This is another great article by Darin Hammond. I understand Darin’s point, but I’m not sure if I agree entirely. I happen to think of myself as one of those people who likes to uphold the "tradition" of correct grammar. The one part of English/language arts classes that I always liked and did well in school was grammar. Grammar also helped me get through countless foreign language classes (I’ve taken courses for five other languages–not counting computer languages–and mastered none of them). Even if I didn’t master any of them (you don’t use it, you lose it), I was always able to do well in those classes simply because I had a good handle on the grammar of my native language. 


That aside, as a blogger, one needs some linguistical freedom to speak–or write, as the case may be. I remember taking a workshop recently about how to write more tightly, and the sample I used from my own work was a blog passage. While we could tighten up the language to be more effective, the end result, while more grammatically correct, was one in which my voice was lost. The corrected passage didn’t sound like me anymore. There was another blogger in the workshop whom I befriended, and he had come to the same conclusion. While one can still apply many grammar rules to a blog–and one should write as professionally as possible using proper grammar as much as possible–some license should be allow for the freestyle methods of bloggers. Allowing bloggers to write freely allows true freedom of speech, and allows the writer’s personality to shine through. 


See on

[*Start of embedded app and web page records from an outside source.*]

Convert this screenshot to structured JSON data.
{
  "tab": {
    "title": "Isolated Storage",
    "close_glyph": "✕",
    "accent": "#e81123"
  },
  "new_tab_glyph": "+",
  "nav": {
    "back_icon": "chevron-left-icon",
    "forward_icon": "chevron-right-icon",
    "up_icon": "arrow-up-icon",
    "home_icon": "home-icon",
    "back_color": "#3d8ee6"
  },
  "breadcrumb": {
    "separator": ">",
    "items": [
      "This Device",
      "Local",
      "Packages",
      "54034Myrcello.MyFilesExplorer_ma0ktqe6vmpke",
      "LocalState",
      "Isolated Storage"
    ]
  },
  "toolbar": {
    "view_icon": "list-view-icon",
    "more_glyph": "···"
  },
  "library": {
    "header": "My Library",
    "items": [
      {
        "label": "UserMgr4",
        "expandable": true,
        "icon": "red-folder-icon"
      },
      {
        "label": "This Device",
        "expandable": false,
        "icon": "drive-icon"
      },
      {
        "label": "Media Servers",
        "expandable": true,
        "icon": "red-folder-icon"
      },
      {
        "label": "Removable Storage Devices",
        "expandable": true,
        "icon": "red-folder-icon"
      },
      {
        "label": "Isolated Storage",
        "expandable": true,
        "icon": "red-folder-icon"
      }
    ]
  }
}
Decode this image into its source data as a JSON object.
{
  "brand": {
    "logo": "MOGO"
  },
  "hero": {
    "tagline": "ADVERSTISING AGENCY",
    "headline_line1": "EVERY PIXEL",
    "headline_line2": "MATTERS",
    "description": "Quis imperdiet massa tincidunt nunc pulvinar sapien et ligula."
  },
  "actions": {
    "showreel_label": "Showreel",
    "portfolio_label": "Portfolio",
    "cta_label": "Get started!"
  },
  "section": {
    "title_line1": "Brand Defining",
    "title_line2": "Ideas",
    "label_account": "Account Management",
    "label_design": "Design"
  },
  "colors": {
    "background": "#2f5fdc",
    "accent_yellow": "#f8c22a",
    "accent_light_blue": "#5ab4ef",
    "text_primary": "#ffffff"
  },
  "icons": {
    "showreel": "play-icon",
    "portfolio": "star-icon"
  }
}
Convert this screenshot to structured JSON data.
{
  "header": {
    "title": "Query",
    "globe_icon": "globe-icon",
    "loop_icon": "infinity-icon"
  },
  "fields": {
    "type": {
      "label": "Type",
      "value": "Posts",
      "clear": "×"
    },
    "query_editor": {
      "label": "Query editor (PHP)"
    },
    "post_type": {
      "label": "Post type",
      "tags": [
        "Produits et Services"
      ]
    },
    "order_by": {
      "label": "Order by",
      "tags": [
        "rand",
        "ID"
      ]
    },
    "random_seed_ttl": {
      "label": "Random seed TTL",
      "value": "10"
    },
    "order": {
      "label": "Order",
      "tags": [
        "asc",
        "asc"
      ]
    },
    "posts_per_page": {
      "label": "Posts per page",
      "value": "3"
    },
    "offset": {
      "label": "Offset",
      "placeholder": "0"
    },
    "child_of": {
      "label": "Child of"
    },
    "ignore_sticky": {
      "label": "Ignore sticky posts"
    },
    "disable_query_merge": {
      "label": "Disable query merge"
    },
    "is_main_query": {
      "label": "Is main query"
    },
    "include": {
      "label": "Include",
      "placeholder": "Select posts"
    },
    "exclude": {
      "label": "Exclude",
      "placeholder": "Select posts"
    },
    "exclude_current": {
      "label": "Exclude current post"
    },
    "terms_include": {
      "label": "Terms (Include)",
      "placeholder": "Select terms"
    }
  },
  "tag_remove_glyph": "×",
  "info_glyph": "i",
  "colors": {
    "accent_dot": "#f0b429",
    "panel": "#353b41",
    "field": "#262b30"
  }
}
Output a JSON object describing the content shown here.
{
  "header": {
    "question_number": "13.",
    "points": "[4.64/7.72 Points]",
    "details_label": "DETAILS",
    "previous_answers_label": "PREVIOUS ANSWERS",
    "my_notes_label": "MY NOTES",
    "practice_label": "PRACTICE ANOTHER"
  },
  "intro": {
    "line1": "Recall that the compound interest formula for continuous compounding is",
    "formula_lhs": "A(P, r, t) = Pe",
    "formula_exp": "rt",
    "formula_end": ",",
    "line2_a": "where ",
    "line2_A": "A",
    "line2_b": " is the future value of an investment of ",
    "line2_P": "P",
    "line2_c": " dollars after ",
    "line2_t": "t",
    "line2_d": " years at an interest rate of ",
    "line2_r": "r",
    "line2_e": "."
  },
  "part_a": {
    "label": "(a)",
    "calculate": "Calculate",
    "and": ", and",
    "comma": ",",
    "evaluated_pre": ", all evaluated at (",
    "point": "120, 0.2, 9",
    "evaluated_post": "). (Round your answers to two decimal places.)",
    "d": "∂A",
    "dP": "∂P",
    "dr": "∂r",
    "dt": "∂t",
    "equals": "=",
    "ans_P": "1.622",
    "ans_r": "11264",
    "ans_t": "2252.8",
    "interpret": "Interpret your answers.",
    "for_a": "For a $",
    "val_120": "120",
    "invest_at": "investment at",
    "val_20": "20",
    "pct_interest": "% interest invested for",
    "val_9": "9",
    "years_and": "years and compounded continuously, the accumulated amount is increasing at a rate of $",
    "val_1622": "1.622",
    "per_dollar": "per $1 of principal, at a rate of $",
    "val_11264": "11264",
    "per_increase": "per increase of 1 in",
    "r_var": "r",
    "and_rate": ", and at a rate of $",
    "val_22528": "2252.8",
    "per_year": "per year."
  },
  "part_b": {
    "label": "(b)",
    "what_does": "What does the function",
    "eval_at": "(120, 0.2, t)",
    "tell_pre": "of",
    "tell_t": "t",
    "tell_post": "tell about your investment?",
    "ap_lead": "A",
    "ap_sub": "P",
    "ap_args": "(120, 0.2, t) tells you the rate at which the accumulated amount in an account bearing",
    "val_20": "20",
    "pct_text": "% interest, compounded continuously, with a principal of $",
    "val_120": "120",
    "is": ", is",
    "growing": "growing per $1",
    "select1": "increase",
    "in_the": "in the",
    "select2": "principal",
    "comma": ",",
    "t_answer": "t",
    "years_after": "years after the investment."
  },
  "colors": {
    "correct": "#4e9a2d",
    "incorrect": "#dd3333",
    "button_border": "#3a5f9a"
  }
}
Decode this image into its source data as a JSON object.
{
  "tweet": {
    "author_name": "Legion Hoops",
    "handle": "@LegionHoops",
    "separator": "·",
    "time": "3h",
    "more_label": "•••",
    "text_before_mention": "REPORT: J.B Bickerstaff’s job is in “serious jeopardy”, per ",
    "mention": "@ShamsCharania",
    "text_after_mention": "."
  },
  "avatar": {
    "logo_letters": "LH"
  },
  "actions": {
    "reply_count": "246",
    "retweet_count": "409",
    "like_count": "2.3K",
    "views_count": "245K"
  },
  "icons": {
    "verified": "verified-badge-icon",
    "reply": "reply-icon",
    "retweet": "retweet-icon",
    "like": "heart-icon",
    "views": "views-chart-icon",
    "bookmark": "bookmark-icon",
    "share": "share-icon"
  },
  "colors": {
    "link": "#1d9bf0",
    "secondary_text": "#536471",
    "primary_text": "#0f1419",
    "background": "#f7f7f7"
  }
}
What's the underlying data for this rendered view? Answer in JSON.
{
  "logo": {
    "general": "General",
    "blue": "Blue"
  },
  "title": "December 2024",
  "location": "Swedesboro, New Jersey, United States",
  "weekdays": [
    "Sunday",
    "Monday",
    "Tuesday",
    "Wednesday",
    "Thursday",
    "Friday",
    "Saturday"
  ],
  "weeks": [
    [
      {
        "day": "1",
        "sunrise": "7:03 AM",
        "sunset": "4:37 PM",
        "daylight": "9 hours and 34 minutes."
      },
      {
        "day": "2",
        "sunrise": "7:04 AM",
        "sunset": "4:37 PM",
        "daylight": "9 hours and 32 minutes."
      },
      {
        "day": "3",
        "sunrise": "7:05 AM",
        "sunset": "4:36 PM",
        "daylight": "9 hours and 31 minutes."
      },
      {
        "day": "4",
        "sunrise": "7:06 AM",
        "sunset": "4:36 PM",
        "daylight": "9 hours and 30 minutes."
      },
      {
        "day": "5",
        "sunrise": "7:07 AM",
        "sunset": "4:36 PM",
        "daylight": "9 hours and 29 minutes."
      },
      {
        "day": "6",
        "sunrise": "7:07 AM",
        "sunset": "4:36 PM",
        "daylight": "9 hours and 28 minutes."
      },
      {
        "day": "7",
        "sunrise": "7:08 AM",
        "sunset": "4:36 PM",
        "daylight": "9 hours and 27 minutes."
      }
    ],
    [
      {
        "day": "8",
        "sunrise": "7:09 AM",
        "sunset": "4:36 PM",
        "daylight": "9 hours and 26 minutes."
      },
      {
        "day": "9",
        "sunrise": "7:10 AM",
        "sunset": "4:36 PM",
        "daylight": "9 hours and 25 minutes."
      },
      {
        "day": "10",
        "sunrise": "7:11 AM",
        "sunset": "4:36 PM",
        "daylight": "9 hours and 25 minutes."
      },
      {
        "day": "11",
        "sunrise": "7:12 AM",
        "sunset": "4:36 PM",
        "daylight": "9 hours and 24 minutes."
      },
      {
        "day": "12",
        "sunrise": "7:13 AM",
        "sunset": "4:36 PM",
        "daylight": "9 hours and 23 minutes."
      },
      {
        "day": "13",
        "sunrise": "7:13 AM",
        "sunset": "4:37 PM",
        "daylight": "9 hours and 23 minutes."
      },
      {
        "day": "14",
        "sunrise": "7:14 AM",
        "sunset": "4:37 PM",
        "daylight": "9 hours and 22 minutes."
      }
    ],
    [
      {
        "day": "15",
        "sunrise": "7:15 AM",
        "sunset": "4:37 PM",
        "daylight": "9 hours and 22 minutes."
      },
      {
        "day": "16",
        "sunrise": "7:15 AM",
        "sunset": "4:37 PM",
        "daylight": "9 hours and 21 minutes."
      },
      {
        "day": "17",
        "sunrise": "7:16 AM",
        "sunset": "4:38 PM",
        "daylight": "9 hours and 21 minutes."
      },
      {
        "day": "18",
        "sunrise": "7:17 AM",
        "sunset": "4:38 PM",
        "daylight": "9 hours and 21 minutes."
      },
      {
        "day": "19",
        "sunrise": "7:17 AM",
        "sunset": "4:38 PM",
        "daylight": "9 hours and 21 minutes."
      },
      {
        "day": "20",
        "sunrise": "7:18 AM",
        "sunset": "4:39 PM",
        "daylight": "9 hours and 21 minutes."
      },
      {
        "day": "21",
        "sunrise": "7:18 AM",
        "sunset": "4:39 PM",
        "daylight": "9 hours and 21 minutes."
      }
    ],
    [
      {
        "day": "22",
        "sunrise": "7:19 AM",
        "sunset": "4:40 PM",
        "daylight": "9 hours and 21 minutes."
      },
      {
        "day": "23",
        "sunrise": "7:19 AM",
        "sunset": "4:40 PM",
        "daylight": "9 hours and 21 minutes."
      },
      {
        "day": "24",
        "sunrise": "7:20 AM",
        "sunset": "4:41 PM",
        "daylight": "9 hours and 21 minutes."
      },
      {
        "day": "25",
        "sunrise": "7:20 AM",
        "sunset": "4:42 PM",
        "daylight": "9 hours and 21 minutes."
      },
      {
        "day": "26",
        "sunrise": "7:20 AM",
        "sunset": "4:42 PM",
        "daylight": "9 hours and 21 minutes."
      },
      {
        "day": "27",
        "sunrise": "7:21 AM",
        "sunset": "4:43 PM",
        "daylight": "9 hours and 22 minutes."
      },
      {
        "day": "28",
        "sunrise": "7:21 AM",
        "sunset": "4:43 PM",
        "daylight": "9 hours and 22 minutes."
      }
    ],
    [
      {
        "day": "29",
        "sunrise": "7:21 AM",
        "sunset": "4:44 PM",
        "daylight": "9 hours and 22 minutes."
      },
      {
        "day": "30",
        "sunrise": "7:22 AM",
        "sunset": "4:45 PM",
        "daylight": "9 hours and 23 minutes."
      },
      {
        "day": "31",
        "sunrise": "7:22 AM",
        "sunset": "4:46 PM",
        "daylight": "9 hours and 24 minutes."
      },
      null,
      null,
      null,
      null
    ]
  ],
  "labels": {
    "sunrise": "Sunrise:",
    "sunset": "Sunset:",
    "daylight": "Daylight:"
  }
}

Danielle M. Villegas is a technical communicator who currently employed at Cox Automotive, Inc., and freelances as her own technical communications consultancy, Dair Communications. She has worked at the International Refugee Committee, MetLife, Novo Nordisk, BASF North America, Merck, and Deloitte, with a background in content strategy, web content management, social media, project management, e-learning, and client services. Danielle is best known in the technical communications world for her blog,, which has continued to flourish since it was launched during her graduate studies at NJIT in 2012. She has presented webinars and seminars for Adobe, the Society for Technical Communication (STC), the IEEE ProComm, TCUK (ISTC) and at Drexel University’s eLearning Conference. She has written articles for the STC Intercom, STC Notebook, the Content Rules blog, and The Content Wrangler as well. She is very active in the STC, as a former chapter president for the STC-Philadelphia Metro Chapter, and is currently serving on three STC Board committees. You can learn more about Danielle on LinkedIn at, on Twitter @techcommgeekmom, or through her blog. All content is the owner's opinions, and does not reflect those of her employers past or present.

What say you?

Please log in using one of these methods to post your comment: Logo

You are commenting using your account. Log Out /  Change )

Twitter picture

You are commenting using your Twitter account. Log Out /  Change )

Facebook photo

You are commenting using your Facebook account. Log Out /  Change )

Connecting to %s

This site uses Akismet to reduce spam. Learn how your comment data is processed.